“As the man who had cleared his throat drew up and raised his matchet, Okonkwo looked away. He heard the blow…He heard Ikemefuna cry, ‘My father, they have killed me!’ as he ran towards him. Dazed with fear, Okonkwo drew his matchet and cut him down. He was afraid of being thought weak.”
I think it’s fair to say that this passage of Ikemefuna’s death brought chills to the reader’s spine and an anguish to the reader’s heart. Out of a pang of fear, Okonkwo chose to partake in his own pseudo-son’s extermination despite Obierika’s strong suggestion otherwise.
What I find most tragic about this passage is the sort of character reflection of Okonkwo in Ikemefuna. Ikemefuna is an innocent victim, as he is ripped apart from his family for a crime committed by his father. Like Okonkwo, Ikemefuna rises above the unfortunate legacy of his father and makes a name for himself in his new home despite his young age. Ikemefuna is portrayed as an intelligent budding man, a role-model for Nwoye, and a beloved member of the family whom even Okonkwo inwardly develops fondness for. Although the village seemingly forgets about Ikemefuna’s presence, the village accepts the pair’s relationship as father and son, as gathered by Obierika’s response to Ikemefuna’s ordered death:
“Yes, Umuofia has decided to kill him…But I want you to have nothing to do with it. He calls you father.”

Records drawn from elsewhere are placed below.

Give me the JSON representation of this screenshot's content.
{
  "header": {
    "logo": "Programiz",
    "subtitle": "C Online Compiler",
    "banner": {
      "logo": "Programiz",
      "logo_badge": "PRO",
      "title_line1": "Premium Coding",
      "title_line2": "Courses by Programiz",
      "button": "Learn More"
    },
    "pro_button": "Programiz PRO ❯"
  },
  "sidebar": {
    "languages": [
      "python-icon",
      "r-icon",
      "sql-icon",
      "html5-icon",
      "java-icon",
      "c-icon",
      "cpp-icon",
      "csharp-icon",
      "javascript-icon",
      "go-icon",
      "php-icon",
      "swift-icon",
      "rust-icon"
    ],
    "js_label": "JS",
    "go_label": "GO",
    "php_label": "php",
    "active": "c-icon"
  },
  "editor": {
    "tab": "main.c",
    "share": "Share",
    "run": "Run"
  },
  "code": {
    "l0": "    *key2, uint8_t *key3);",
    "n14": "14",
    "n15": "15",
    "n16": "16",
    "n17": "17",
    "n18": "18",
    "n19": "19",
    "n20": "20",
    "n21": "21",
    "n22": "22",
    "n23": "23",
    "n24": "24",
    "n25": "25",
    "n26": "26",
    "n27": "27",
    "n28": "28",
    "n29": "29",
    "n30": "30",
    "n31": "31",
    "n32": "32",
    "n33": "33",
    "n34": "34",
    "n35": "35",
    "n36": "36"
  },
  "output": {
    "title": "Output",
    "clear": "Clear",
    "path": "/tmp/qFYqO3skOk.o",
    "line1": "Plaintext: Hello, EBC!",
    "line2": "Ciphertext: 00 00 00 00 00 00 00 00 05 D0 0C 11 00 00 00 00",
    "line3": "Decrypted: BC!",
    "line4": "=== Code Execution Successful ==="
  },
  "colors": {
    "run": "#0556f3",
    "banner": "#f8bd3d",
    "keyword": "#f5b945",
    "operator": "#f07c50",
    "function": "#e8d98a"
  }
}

Okonkwo’s decision to defy Obierika’s opinion in addition to delivering the fatal blow shows the reader that Okonkwo’s method of coping with loss is violence and the removal of his emotions. The second he became overwhelmed with fear, he reacted with violence. For several days after, Okonkwo berated himself for the depression that shrouded over him. Although Okonkwo acts out based on his fear of how society views him, he is ultimately the only one who doubts his masculinity. We get a clearer picture of Okonkwo’s internal psychological struggle when he attacks Obierika for not participating in the killing of Ikemefuna:
“But someone had to do it. If we were all afraid of blood, it would not be done.”
Okonkwo in this passage becomes defensive of his actions, as he seeks affirmation in Obierika and instead receives criticism. Okonkwo implies that Obierika is not a man, but in reality, it is Okonkwo who needs outward confirmation of his masculinity as opposed to Obierika’s internalized acceptance of what it means to be a man.
(Obierika): “If the Oracle said that my son should be killed I would neither dispute it nor be the one to do it.”
Achebe drives home the irony of Okonkwo’s character when Okonkwo’s self-doubt leads him to commit the most cowardly and least-masculine crime of all in society’s eye: the taking of his own life.
From the first mention of Ikemefuna, the reader has a foreboding sense of his fate, especially as Achebe continually drops us hints. As he describes Ikemefuna as “ill fated” (17), “whose sad story is still told in Umuofia to this day” (22), the reader immediately puts their guard up against Ikemefuna as a character: it is easier to accept his fate if we remain detached.
However, as Ikemefuna grows up and charms the village with his many stories, identifying with his curious spirit becomes inevitable. Especially in his role as storyteller, Ikemefuna is relatable to everyone, as he offers well-needed relief from the hard pace of agricultural life.
While Ikemefuna met his fate very early on in life, his stories transcended his death, especially because of their influence on Nwoye. According to multiple online baby naming databases, the name Ikemefuna in Igbo means “may your strength not be in vain.” I believe Achebe intentionally picked this name for Ikemefuna’s character, not just to represent the strength he had in becoming accustomed to a new village and family, but to foreshadow the strength he would give Nwoye.
Nwoye, as told through the eyes of Okonkwo, is weak and “girlish”, but his actions speak to his strong spirit. As the readers, we are told that something “something seemed to give way” (85) in Nwoye when he realized his father had killed his best friend. This separation, paired with the influence of Ikemefuna’s stories and friendship, relieved him from the stress of living up to his father’s expectations. When Nwoye is drawn to the stories of the Christians, he acts on his interest, rather than cowering from his father, as he would have if Ikemefuna had still been alive to set an example as the ‘ideal son’.
While Ikemefuna’s death was tragic, he was rightfully named—his strength truly wasn’t in vain. Because of Ikemefuna’s friendship and stories that kept Nwoye hopeful, Nwoye was able to embody a form of strength that Okonkwo could never possess: the ability to defy the status quo engrained in him, to become his own man.
Maybe this quiet form of strength is more prevalent than it appears— we see it reappear in the snide comments of Ekwefi (56), in the resilience of Uchendu losing 22 children, and throughout the adjustments of the village after foreign invasion. And maybe the strength Okonkwo embodies is not strength at all, but leads to his fateful death, while the rest of the village ‘holds things together’.